 The fields were alive with Meadow Pipits trying to find food, an estimated count easily reaching 100 birds.

Gave the game crop a good hour hoping for the Merlin to reappear, had bought my big lense with me, it did not show in that time but had good numbers of other species seen.

Reed Bunting
 Yellowhammer – a minimum of 50 birds, very likely more

Chaffinch – 40, again possibly more

Reed Bunting – 120 at an estimate

Brambling – 3 including 1 well marked male

Skylark – 12 in with the Mipits

Golden Plover – 2 low over the field looking for somewhere to land

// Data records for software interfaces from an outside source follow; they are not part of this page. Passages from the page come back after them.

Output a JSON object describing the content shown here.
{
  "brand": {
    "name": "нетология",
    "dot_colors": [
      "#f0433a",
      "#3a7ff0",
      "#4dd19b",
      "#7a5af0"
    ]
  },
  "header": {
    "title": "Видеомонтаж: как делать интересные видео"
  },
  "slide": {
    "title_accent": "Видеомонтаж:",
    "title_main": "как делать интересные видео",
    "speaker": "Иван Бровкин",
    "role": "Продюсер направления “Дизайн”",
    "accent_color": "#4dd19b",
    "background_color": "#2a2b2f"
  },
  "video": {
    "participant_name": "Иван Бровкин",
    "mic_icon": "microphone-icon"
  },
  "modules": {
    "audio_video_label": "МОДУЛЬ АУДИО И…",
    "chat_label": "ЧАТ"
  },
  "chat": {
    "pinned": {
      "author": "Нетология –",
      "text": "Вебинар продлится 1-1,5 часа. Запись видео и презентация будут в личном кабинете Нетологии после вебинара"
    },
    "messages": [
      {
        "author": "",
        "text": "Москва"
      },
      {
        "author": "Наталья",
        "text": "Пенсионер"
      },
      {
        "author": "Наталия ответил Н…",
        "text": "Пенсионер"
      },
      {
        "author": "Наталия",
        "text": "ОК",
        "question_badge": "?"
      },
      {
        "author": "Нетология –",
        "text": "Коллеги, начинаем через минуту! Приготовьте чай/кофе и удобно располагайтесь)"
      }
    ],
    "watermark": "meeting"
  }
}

Lapwing – 40 top paddock

Redwing – a flock of 40 overhead

Fieldfare – 3 in with the Redwings

Common Snipe – 2 walked up from main path

Red Legged Partridge – 1 in the Gamecrop

Lesser Redpoll
 While walking back from the top paddock came across a flock of 22 Redpoll, managed to get a few photo’s, they all looked good for Lesser except for 1 that showed features of Mealy, unfortunately the photo that I took of it was crap. One that may have got away, looked good at the time.

                             Lesser Redpolls

Sunday 28 November 2010

Cold Weather movement -Barking Outfall November 28th

A massive increase in Wildfowl due to the extreme weather, the Thames locally offering the only source of food due to many of the water bodies being frozen up.

Part of the Outfall

 In particular Tufted Duck in a week have gone from 3 birds to a staggering 387, no Scaup but with the continued cold spell, definitely a possibility.

Tufties on the edge of the mud

 Shoveler, Gadwall and Teal have all massively increased but surprisingly Shelduck numbers were quite low with only 26 birds seen, very likely packed out at Barking Bay.

Black Tailed Godwits were again present with 11 birds feeding on the mud, also had a very high flock of Golden Plover going south west @ 11.45am, numbering around 200 birds, in 2 V formation flocks.          

 Totals from the morning were:

Gadwall – 116

Shoveler – 202

Teal – a massive 515, 400 on the Thames with another 115 down the creek

Mallard – 118

Curlew - 1

Redshank – 129

Also around 40 Pied Wagtails and 5 Grey Wagtails were seen on the Sewage Works.

Grey Wagtail